*** WORKING DATA ***
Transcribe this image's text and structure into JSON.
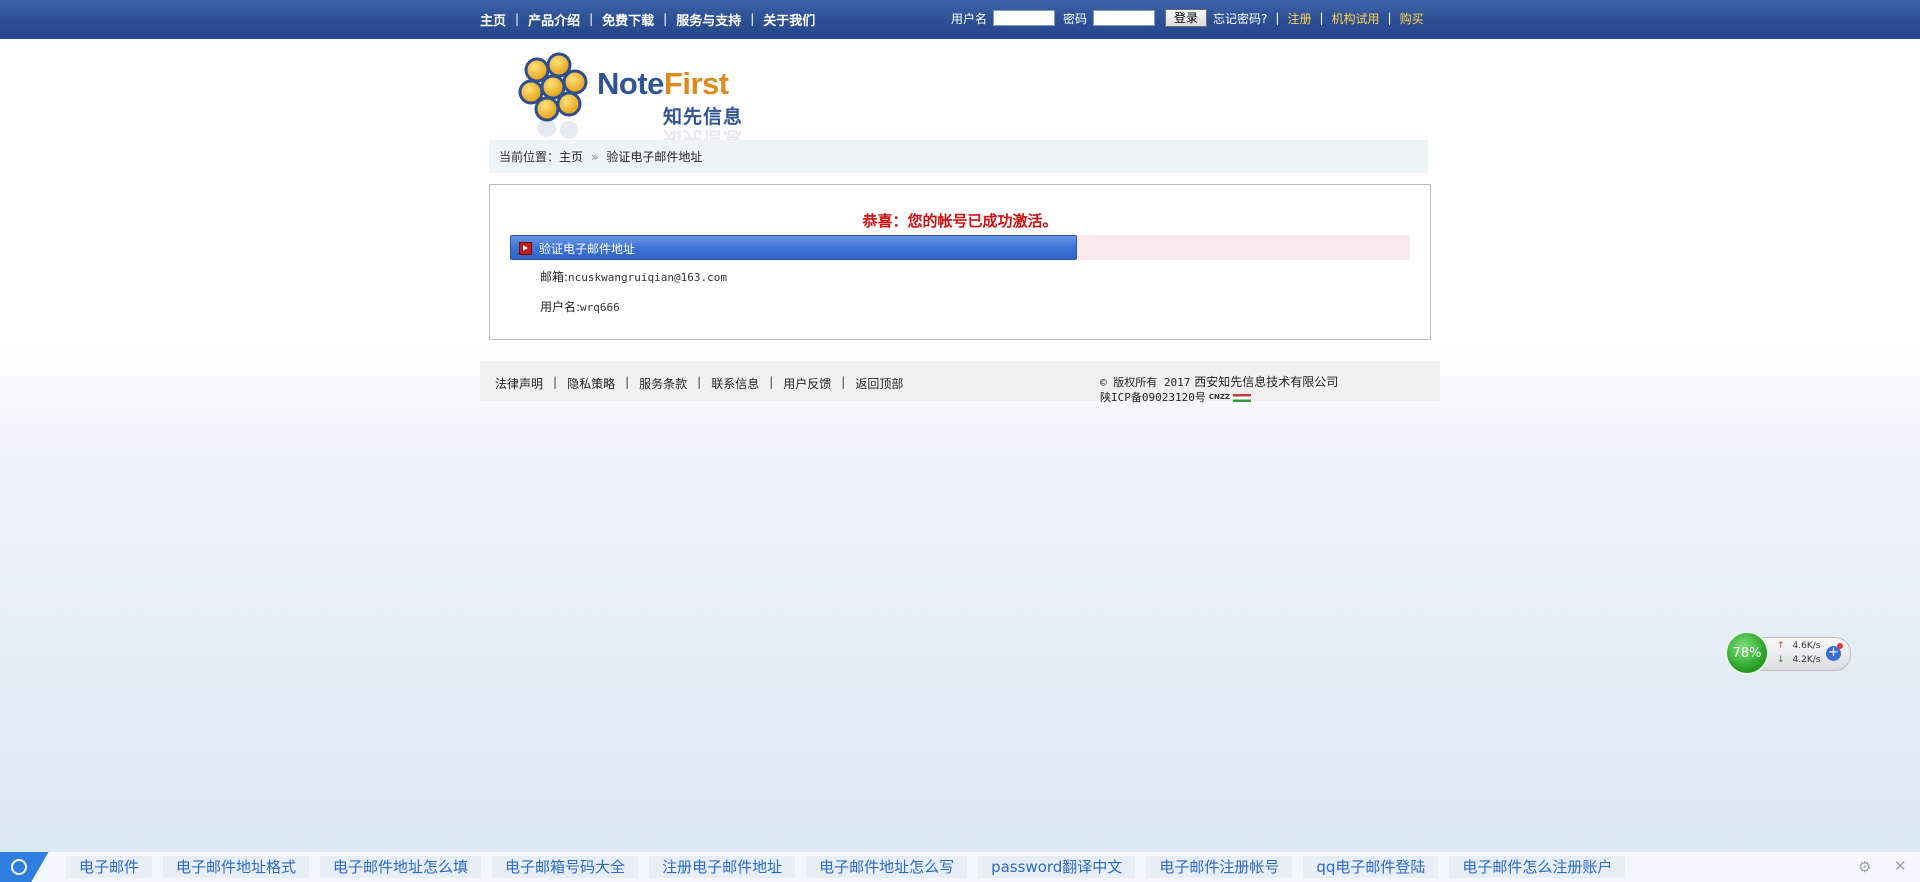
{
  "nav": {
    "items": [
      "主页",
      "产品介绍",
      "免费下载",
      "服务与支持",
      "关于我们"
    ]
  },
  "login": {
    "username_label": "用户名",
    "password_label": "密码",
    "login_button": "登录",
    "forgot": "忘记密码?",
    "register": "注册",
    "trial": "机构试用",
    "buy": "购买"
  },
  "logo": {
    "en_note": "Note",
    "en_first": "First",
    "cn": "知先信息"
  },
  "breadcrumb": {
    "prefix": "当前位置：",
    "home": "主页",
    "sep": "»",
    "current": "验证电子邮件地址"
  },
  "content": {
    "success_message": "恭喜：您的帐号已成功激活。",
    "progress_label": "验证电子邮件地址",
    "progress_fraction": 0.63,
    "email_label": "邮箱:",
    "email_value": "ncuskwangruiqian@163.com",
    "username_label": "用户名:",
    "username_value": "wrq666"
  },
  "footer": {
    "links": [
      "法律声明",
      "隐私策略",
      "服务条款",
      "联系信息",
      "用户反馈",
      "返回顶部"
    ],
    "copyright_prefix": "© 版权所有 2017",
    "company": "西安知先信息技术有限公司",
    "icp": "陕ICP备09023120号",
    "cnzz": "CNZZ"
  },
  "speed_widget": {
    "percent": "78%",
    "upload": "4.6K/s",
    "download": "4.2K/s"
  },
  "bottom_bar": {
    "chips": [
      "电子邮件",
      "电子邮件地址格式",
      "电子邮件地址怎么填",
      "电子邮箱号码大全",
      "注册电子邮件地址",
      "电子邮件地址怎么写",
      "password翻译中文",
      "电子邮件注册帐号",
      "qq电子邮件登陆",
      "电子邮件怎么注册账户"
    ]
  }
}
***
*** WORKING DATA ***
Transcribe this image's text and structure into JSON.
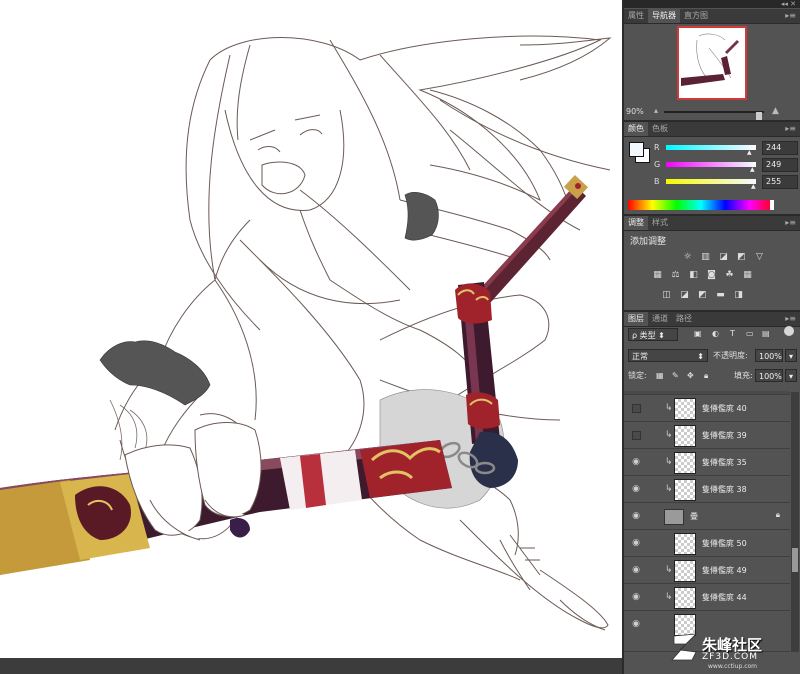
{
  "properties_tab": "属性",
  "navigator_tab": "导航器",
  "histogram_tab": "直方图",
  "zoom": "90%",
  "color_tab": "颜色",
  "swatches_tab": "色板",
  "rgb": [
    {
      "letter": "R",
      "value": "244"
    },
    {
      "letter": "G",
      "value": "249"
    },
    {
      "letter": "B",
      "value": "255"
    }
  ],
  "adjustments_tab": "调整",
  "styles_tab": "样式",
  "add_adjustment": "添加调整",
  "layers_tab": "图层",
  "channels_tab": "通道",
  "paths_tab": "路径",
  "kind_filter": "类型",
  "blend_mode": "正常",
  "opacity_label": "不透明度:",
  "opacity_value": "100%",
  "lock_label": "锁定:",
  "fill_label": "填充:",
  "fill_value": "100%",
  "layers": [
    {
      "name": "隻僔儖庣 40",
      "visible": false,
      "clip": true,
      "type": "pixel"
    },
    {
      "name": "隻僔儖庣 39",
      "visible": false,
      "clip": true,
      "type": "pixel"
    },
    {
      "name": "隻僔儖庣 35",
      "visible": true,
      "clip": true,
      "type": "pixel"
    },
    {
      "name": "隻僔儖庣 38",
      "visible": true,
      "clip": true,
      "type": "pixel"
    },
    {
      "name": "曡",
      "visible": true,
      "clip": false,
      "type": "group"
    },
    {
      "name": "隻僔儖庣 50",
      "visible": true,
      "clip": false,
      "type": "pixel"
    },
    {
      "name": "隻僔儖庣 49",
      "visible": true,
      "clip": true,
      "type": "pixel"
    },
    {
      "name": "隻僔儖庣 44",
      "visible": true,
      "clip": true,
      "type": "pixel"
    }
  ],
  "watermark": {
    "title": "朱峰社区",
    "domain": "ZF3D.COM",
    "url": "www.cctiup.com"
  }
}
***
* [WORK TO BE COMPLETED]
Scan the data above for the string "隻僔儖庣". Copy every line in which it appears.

* [ANSWER BELOW]
      "name": "隻僔儖庣 40",
      "name": "隻僔儖庣 39",
      "name": "隻僔儖庣 35",
      "name": "隻僔儖庣 38",
      "name": "隻僔儖庣 50",
      "name": "隻僔儖庣 49",
      "name": "隻僔儖庣 44",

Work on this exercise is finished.